04/12/2017 09:14 GMT

A New Easy-To-Use Tool Could Determine A Person's Risk Of Getting Alzheimer's

'Dementing illnesses have reached pandemic levels.'

A team of researchers and clinicians have developed a new simple scoring system which they hope can help GPs better determine a person’s risk of developing Alzheimer’s.

The scoring system is part of a new tool called QuoCo which combines existing testing methods and then looks at them over a period of time.

Ocskaymark via Getty Images

This contrasts with other tests which look to directly diagnose the disease through an analysis of blood samples or brain scans.

“Similar to ‘growth charts’ used in pediatrics, the QuoCo cognitive charts allow physicians to plot cognitive performance of any patient based on age, education and score on the Mini-Mental State Examination, and track cognitive change over time,” says Dr. Robert Laforce Jr., Université Laval and CHU de Quebec. 

The tool has been specifically designed for GPs and family doctors as it relies on gathering data over a long period of time, giving these doctors a unique understanding of their patients.

If used correctly, the team believe that the tool could “allow physicians to intervene and potentially treat an older adult who ‘fell off’ the curve.”

Writing about their new creation in the Canadian Medical Association Journal, the authors write: “Dementing illnesses have reached pandemic levels,”

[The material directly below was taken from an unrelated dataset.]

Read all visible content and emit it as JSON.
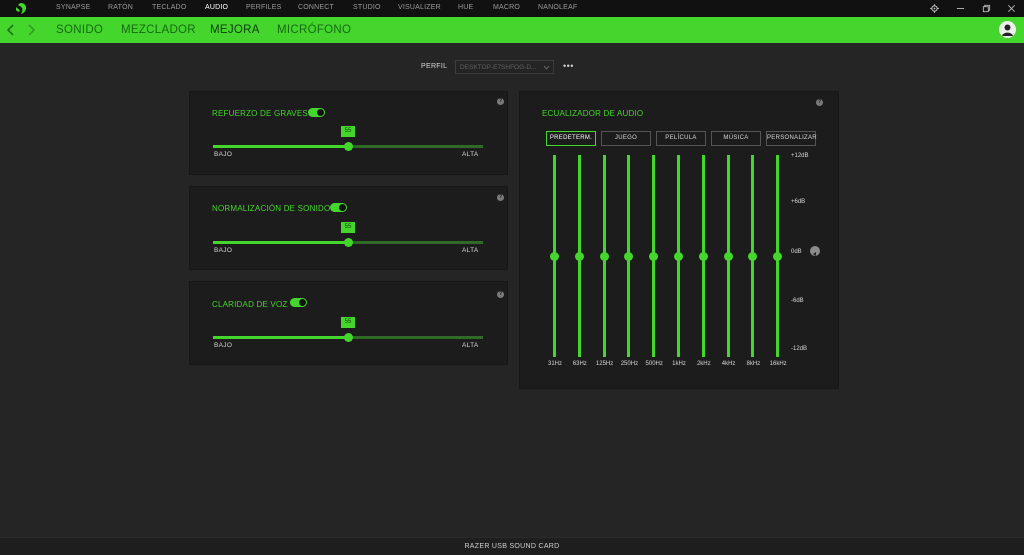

“Early detection of cognitive impairment remains our best approach to disease management before irreversible brain damage occurs. Family physicians are in a key position to contribute to this approach; however, they are ill-equipped.”

So how does it work? Well quite simply it involves combining a number of existing testing methods and rather than having to look at them individually it creates a formula that adds them together and results in a clear score that can be tracked over time.


While clearly a very effective tool, some experts have pointed out that the test does come with its own limitations which is that it can only truly be effective for those communities that have a long-established GP surgery and with patients who are willing to continually take the test.

Dr. Andrew Costa, Department of Health Research Methods, Evidence and Impact, McMaster University explains, “the widespread benefits derived from cognitive charts for any screening examination rests on the assumption that at-risk patients are being screened systematically over time and that cognitive test results are communicated, or can be readily referenced by, physicians. We seem to be some distance away from that reality.”